When we asked Boyden what he thought of Heacock's reference to the KKK, Boyden shifted into an ominous tone and said, "The KKK was founded by high-ranking members of Freemasonry in the 1860s. And it just happens that the mayor [of Independence, Ron Stewart] is a high ranking member of Freemasonry. So if you want to talk about the KKK, that's what I'm dealing with here in Independence."
That Boyden! What a character. A few minutes later, he called back and left a sober-sounding message: "If I was a black group or a gay group or an animal rights group or some other group associated with the whole animal-loving fetish program of white people, hey, I'd still be there. But it's an Indian thing. Think about it."
Boyden, who acknowledges on his Web site that he's a white dude without a drop of Indian blood, went on to explain that he needs about $15,000 more in donations to buy a new tractor-trailer. "I don't have any rich Jews or rich Christians or anything. Nobody does anything for Indian country."
It was the same rap we'd heard before -- anyone not willing to turn over cash or goods must be Indian haters out to crush him. To illustrate this point, we feel compelled to share one more tidbit from that earlier phone conversation Boyden dared us not to print. Boyden ranted about former KQRC 98.9 co-host Murphy Wells, who, in a segment about Boyden one morning, refused to announce the telephone number of his charity over the air. "She's a little racist bitch from hell," Boyden told us, still seething.
Anyway, here's the best part of the message he left us last week: He got real confrontational and said, "Why don't you make the Christmas trip with me? What kind of [meat] are you?"
Hey, Richard, calm down. We love your nuttiness.
And to everyone else, this rib roast gives this holiday suggestion -- take your donations to Independence Square, and please, just do what the man says.

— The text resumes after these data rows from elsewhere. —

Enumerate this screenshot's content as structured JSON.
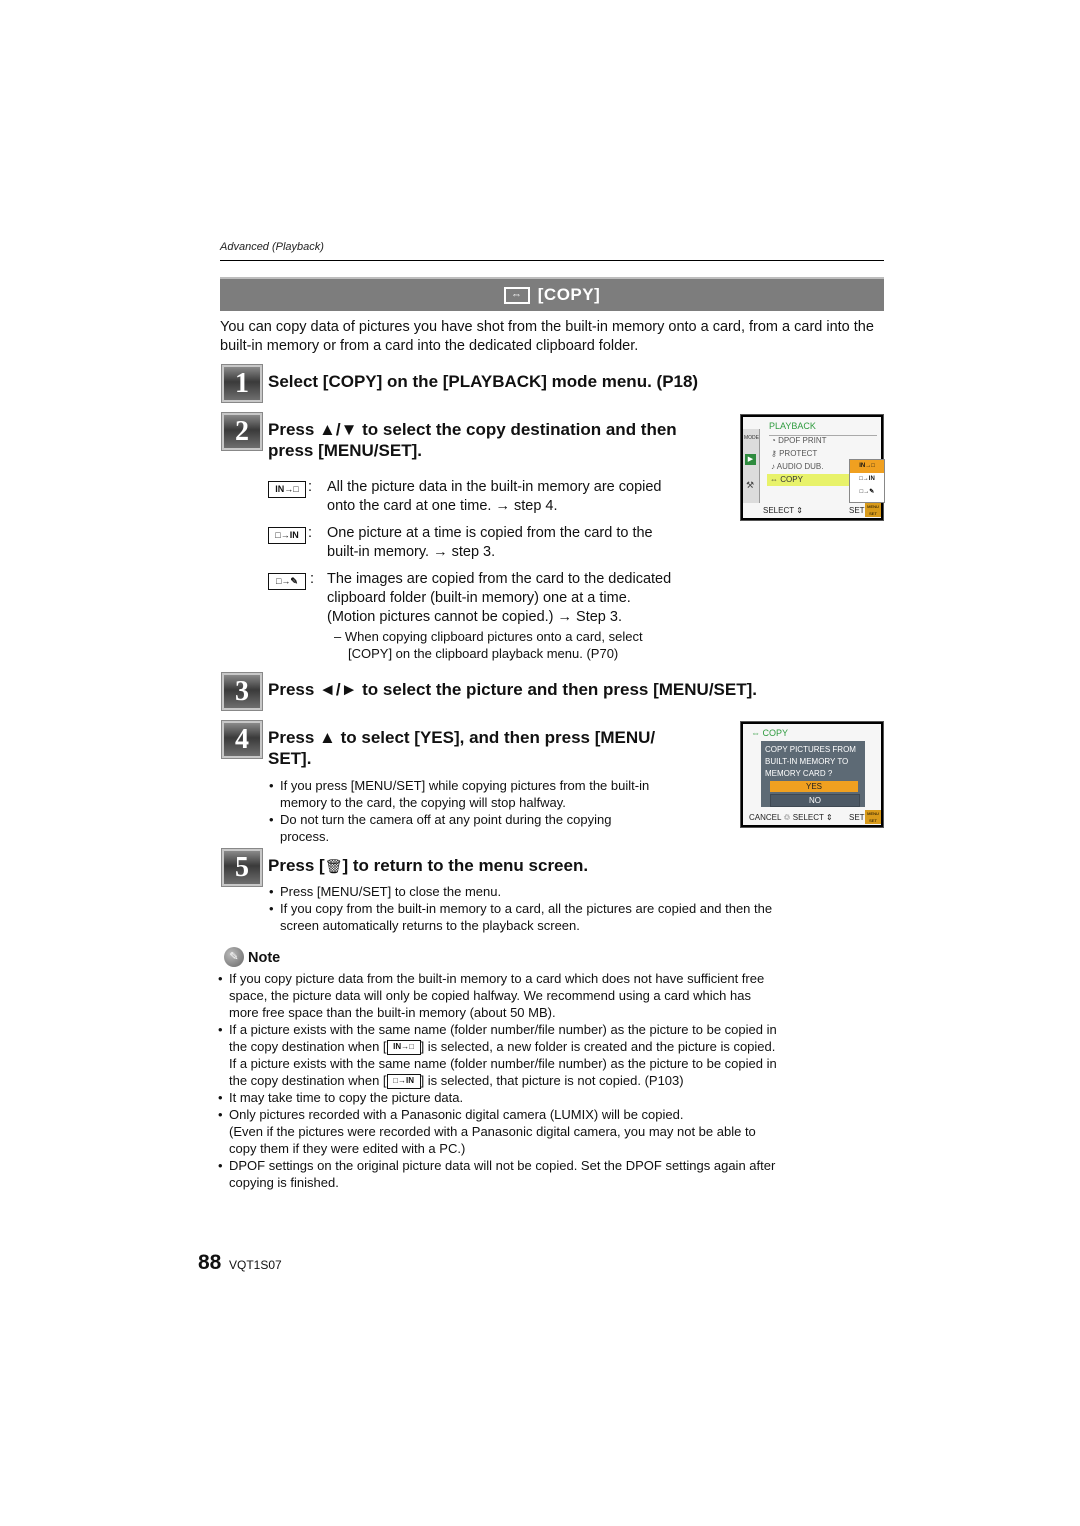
{
  "header": {
    "section": "Advanced (Playback)",
    "title_icon": "copy-icon",
    "title": "[COPY]"
  },
  "intro": "You can copy data of pictures you have shot from the built-in memory onto a card, from a card into the built-in memory or from a card into the dedicated clipboard folder.",
  "steps": [
    {
      "number": "1",
      "title": "Select [COPY] on the [PLAYBACK] mode menu. (P18)"
    },
    {
      "number": "2",
      "title_line1": "Press ▲/▼ to select the copy destination and then",
      "title_line2": "press [MENU/SET]."
    },
    {
      "number": "3",
      "title": "Press ◄/► to select the picture and then press [MENU/SET]."
    },
    {
      "number": "4",
      "title_line1": "Press ▲ to select [YES], and then press [MENU/",
      "title_line2": "SET]."
    },
    {
      "number": "5",
      "title_prefix": "Press [",
      "title_suffix": "] to return to the menu screen."
    }
  ],
  "options": [
    {
      "icon": "in-to-card-icon",
      "icon_text": "IN→□",
      "line1": "All the picture data in the built-in memory are copied",
      "line2": "onto the card at one time. → step 4."
    },
    {
      "icon": "card-to-in-icon",
      "icon_text": "□→IN",
      "line1": "One picture at a time is copied from the card to the",
      "line2": "built-in memory. → step 3."
    },
    {
      "icon": "card-to-clipboard-icon",
      "icon_text": "□→✎",
      "line1": "The images are copied from the card to the dedicated",
      "line2": "clipboard folder (built-in memory) one at a time.",
      "line3": "(Motion pictures cannot be copied.) → Step 3.",
      "sub1": "– When copying clipboard pictures onto a card, select",
      "sub2": "[COPY] on the clipboard playback menu. (P70)"
    }
  ],
  "screen1": {
    "header": "PLAYBACK",
    "tabs": [
      "MODE",
      "▶",
      "⚒"
    ],
    "items": [
      "DPOF PRINT",
      "PROTECT",
      "AUDIO DUB.",
      "COPY"
    ],
    "submenu": [
      "IN→□",
      "□→IN",
      "□→✎"
    ],
    "footer_left": "SELECT ⇕",
    "footer_right": "SET",
    "footer_badge": "MENU SET"
  },
  "screen2": {
    "header": "COPY",
    "message": [
      "COPY PICTURES FROM",
      "BUILT-IN MEMORY TO",
      "MEMORY CARD ?"
    ],
    "yes": "YES",
    "no": "NO",
    "footer": "CANCEL ♲ SELECT ⇕",
    "footer_right": "SET",
    "footer_badge": "MENU SET"
  },
  "step4_bullets": [
    {
      "line1": "If you press [MENU/SET] while copying pictures from the built-in",
      "line2": "memory to the card, the copying will stop halfway."
    },
    {
      "line1": "Do not turn the camera off at any point during the copying",
      "line2": "process."
    }
  ],
  "step5_bullets": [
    {
      "line1": "Press [MENU/SET] to close the menu."
    },
    {
      "line1": "If you copy from the built-in memory to a card, all the pictures are copied and then the",
      "line2": "screen automatically returns to the playback screen."
    }
  ],
  "note": {
    "title": "Note",
    "items": [
      {
        "lines": [
          "If you copy picture data from the built-in memory to a card which does not have sufficient free",
          "space, the picture data will only be copied halfway. We recommend using a card which has",
          "more free space than the built-in memory (about 50 MB)."
        ]
      },
      {
        "l1": "If a picture exists with the same name (folder number/file number) as the picture to be copied in",
        "l2a": "the copy destination when [",
        "l2b": "] is selected, a new folder is created and the picture is copied.",
        "l3": "If a picture exists with the same name (folder number/file number) as the picture to be copied in",
        "l4a": "the copy destination when [",
        "l4b": "] is selected, that picture is not copied. (P103)"
      },
      {
        "lines": [
          "It may take time to copy the picture data."
        ]
      },
      {
        "lines": [
          "Only pictures recorded with a Panasonic digital camera (LUMIX) will be copied.",
          "(Even if the pictures were recorded with a Panasonic digital camera, you may not be able to",
          "copy them if they were edited with a PC.)"
        ]
      },
      {
        "lines": [
          "DPOF settings on the original picture data will not be copied. Set the DPOF settings again after",
          "copying is finished."
        ]
      }
    ]
  },
  "footer": {
    "page_number": "88",
    "doc_code": "VQT1S07"
  }
}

Tony Ortega talks about this week's Pitch with KRBZ 96.5's Lazlo after 4 p.m. Wednesday.